WASHINGTON • The Trump administration has barred United States aid workers from going to North Korea as it pressures Pyongyang to dismantle the country's nuclear weapons programme, according to humanitarian groups and a former US ambassador.
Sanctions imposed by the United Nations last winter have already forced aid groups to severely limit some activities, such as shipping farming equipment into the country.
North Korea is one of the world's poorest nations, and its citizens grapple with food shortages.
The moves by the Trump administration seek to tighten sanctions as part of its maximum-pressure campaign during nuclear negotiations, as well as sever non-governmental exchanges between Americans and North Koreans.
President Donald Trump met North Korean leader Kim Jong Un in June and has said he plans to hold a second summit meeting soon.
It was not the first time the Trump administration has cut off humanitarian aid during diplomatic negotiations.
Over the past several months, US officials ended civilian aid to Palestinians in the hope of coercing Palestinian officials into peace negotiations with Israel.
Since last month, the State Department has refused to grant special permission to aid workers to travel to North Korea.
It had done so in some cases in the year since the Trump administration enacted a general ban in September last year on Americans travelling to North Korea.
Barring aid workers from travelling affects humanitarian programmes in North Korea, including efforts to alleviate tuberculosis and provide medical training and farming assistance.
"People are suffering," said Mr Robert King, a former US special envoy for human rights in North Korea.
"It's not the same as limiting luxury goods for the elite or reducing access to military goods.

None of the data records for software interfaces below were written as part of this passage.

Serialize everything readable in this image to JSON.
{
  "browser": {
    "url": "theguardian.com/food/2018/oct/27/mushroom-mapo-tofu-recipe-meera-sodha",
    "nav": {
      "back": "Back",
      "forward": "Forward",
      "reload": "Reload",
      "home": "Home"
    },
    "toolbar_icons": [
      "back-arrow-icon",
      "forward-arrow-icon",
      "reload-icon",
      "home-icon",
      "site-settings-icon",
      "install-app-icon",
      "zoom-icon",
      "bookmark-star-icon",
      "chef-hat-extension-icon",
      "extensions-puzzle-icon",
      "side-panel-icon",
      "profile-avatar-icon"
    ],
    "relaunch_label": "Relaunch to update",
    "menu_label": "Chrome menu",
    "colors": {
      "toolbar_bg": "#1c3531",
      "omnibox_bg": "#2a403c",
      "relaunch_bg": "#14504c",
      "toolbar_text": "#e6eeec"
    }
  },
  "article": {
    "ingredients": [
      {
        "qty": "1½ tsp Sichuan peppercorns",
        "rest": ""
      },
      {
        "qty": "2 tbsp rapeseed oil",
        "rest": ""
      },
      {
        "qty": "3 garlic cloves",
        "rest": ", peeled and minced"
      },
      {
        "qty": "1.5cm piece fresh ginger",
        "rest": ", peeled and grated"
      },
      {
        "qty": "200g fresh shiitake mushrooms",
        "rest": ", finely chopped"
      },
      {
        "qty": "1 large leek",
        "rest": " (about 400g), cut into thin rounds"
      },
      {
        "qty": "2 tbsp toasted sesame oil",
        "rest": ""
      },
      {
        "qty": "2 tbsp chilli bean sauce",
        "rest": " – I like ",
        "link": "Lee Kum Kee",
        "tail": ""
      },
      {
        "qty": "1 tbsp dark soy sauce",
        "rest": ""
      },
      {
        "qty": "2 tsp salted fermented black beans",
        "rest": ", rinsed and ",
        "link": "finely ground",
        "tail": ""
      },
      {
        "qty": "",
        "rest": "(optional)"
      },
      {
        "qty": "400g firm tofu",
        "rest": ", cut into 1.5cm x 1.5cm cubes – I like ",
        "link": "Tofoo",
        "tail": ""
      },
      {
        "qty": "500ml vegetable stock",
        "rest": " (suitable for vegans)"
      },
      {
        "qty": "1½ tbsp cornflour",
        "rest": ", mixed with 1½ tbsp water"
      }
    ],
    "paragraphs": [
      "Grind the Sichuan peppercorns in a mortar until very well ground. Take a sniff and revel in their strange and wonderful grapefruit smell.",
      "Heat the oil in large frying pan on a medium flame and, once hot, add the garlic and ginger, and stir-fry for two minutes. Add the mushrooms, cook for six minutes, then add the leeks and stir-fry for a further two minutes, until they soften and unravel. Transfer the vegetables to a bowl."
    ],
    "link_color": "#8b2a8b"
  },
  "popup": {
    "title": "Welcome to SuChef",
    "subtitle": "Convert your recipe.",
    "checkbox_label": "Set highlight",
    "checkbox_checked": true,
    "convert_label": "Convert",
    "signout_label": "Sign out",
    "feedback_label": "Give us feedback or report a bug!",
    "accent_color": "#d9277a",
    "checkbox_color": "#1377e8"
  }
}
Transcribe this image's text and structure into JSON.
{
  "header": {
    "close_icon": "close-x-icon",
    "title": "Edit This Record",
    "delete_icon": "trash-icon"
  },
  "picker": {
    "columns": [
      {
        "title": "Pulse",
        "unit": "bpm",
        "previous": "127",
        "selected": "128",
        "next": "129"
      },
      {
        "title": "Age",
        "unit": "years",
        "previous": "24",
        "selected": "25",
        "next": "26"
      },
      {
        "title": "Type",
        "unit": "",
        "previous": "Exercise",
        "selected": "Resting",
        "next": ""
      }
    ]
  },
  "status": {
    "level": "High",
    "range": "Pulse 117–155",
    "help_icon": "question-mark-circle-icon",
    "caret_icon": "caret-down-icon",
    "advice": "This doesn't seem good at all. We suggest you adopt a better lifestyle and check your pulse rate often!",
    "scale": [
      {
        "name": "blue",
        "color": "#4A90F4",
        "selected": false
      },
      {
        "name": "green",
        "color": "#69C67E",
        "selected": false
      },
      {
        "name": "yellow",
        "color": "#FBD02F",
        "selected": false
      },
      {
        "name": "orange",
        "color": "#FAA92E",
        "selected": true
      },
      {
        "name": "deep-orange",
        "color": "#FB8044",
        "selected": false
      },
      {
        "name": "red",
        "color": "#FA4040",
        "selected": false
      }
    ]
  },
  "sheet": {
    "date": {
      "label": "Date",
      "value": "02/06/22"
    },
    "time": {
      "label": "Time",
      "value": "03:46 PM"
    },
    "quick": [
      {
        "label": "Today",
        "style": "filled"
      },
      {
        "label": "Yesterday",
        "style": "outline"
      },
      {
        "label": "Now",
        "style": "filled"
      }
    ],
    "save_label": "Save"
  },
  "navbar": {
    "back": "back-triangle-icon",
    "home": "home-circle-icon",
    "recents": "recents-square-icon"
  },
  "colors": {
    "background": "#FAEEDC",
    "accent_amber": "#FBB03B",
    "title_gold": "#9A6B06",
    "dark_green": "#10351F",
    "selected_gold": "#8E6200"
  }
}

The idea of focusing effort and time on limiting humanitarian services strikes me as being totally counterproductive."
Asked for comment, the State Department said it was still reviewing exceptions to the general travel ban "on a case-by-case basis, taking into account a range of factors".
A dozen US non-profit groups work regularly in North Korea. None has a permanent presence there and must travel back and forth to the country to do their work.
Many have said they are now being denied permission to travel, according to Mr Keith Luse, executive director of the National Committee on North Korea, a pro-engagement group in Washington.
Talk of a travel ban on aid groups has been discussed among North Korea watchers since last week.
"It has become clear that the Trump administration regards the provision of humanitarian assistance to the North Korean people as a legitimate target for its maximum-pressure campaign," Mr Luse wrote in an e-mail to about 200 people last week.
"Indeed, a line has been crossed."